Dr. Janna Andrews: Harry Belafonte inspires me. His legacy as a social activist and devotion to the ongoing fight for our civil rights is tremendous. Harry Belafonte has passed the baton from his mentor Paul Robeson and I have so much respect for someone that recognizes and uses their platform for social good. Mr. Belafonte has shown up, he has written checks, and he has stayed politically engaged his entire life. He has been passionate and outspoken as a humanitarian and I can only hope to accomplish a sliver of what he has but he certainly gave those of us that follow in his footsteps a foundation to stand on. I think ultimately Mr. Belafonte will pass the baton to the actor/social activist Jesse Williams. Already an established social activist in his right, I can’t wait to see what Williams is able to accomplish.
Zacharie Saintyl: Barack Obama is my inspiration. When faced with adversaries and tribulations, he was never shaken – he was a man of character. He has received unprecedented opposition and disrespect, yet he dealt with them peacefully and gracefully. As a father and a husband, he inspires me to be a great leader – to lead with positivity, and to never give up when facing adversary.
6. Why, more than ever, do we need to reignite humanism in healthcare?
Dr. Allen Toles: There is a tectonic shift that is happening ethnically and culturally in this world and right here within our own communities, and as health care providers we need to be exquisitely sensitive to this shift. We are no longer a homogenous population; we are a “melting pot” of such diversity now, with the breaking down of bias, stereotypes, and ignorance. People are in relation with one another, and as a result, families are now multicultural, multiracial, bringing forth more heterogeneity than ever. To this end “Humanism” has to be primary when delivering healthcare, so that one can understand the whole person – what makes them who they are, and therefore, have a better insight, into their health challenge, and develop the best approach to heal their body, mind, and spirit.
When our employees or their family members are sick and unsure of the next steps, it’s a comfort to know someone is there to help, someone who can answer questions and give important assistance, any time of the day or night. If you’re a Northwell Health employee covered by one of the United Healthcare benefit plans, the Clinical Call Center is a new benefit that will provide that assistance. And it’s just one of the benefits that we provide to help our employees feel their best.
“Our highly-trained nurses are available to help 24/7. They are dedicated and caring professionals who provide the highest quality telephonic nursing care when our callers need it most.”
–Karen Abrashkin, MD, Medical Director, Clinical Call Center
When a Northwell Health employee or their covered dependent calls the Clinical Call Center, they will be directly connected with an experienced Northwell Health RN who is certified in emergency care.
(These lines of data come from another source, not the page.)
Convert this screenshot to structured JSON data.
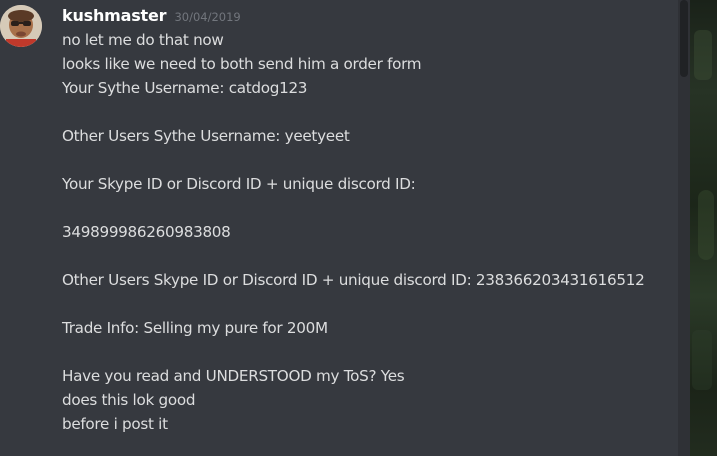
{
  "message": {
    "username": "kushmaster",
    "timestamp": "30/04/2019",
    "lines": [
      "no let me do that now",
      "looks like we need to both send him a order form",
      "Your Sythe Username: catdog123",
      "",
      "Other Users Sythe Username: yeetyeet",
      "",
      "Your Skype ID or Discord ID + unique discord ID:",
      "",
      "349899986260983808",
      "",
      "Other Users Skype ID or Discord ID + unique discord ID: 238366203431616512",
      "",
      "Trade Info: Selling my pure for 200M",
      "",
      "Have you read and UNDERSTOOD my ToS? Yes",
      "does this lok good",
      "before i post it"
    ]
  },
  "colors": {
    "background": "#36393f",
    "username": "#ffffff",
    "text": "#dcddde",
    "timestamp": "#72767d",
    "scrollbar_thumb": "#202225",
    "scrollbar_track": "#2f3136"
  }
}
The best part is our Clinical Call Center is accessible 24 hours a day, seven days a week, 365 days a year. Be assured that all communications are confidential.
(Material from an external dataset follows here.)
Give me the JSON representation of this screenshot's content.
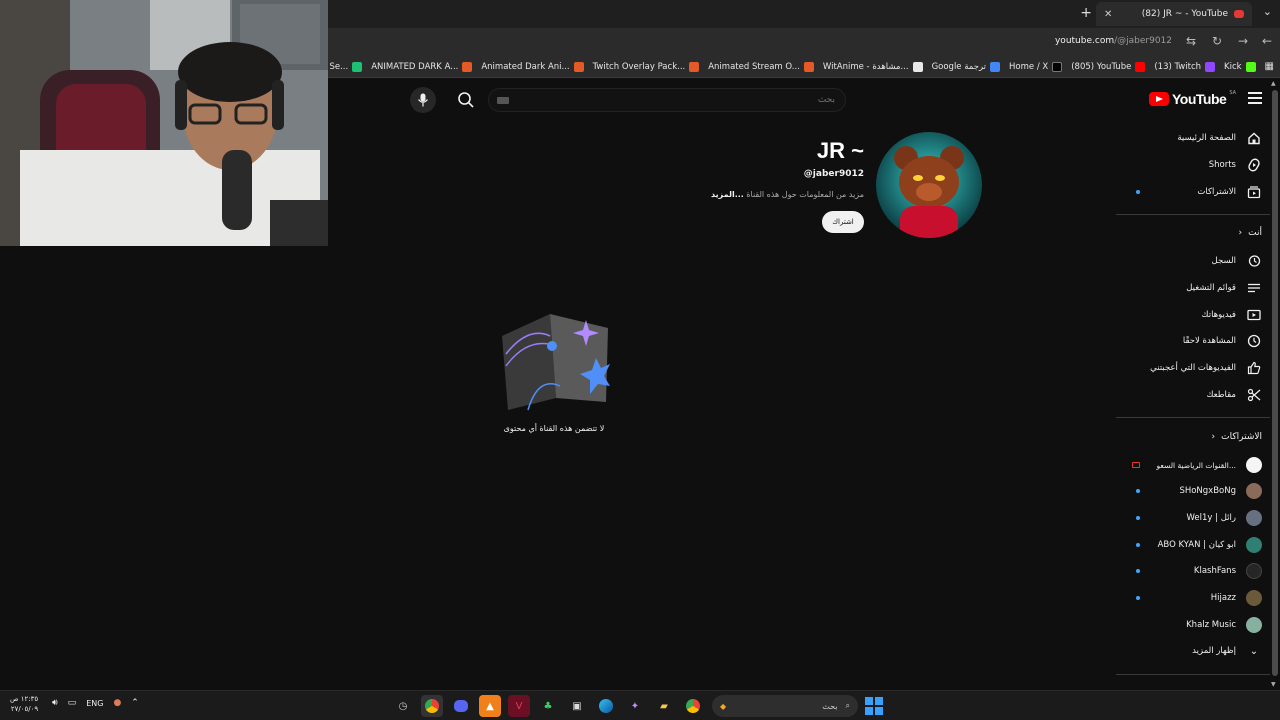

“The Clinical Call Center nurses utilize evidence-based protocols to determine a recommended level of care for our callers. Our call center is the second Accredited Center of Excellence for Emergency Communication Nursing in the world awarded by the International Academy of Emergency Dispatch.”
–Debra Tomassetti, Program Director, Clinical Call Center
What kinds of situations can the Clinical Call Center address?
Urgent health questions or concerns
Changes in health condition
Whether or not a trip to the emergency room is needed
Questions or concerns regarding medication
“At Northwell Health, we are continuously looking for opportunities to take better care of our employees and their families. The Clinical Call Center is a great example of that.”
–Greg Bennett, Senior Director, Strategic Planning & Business Development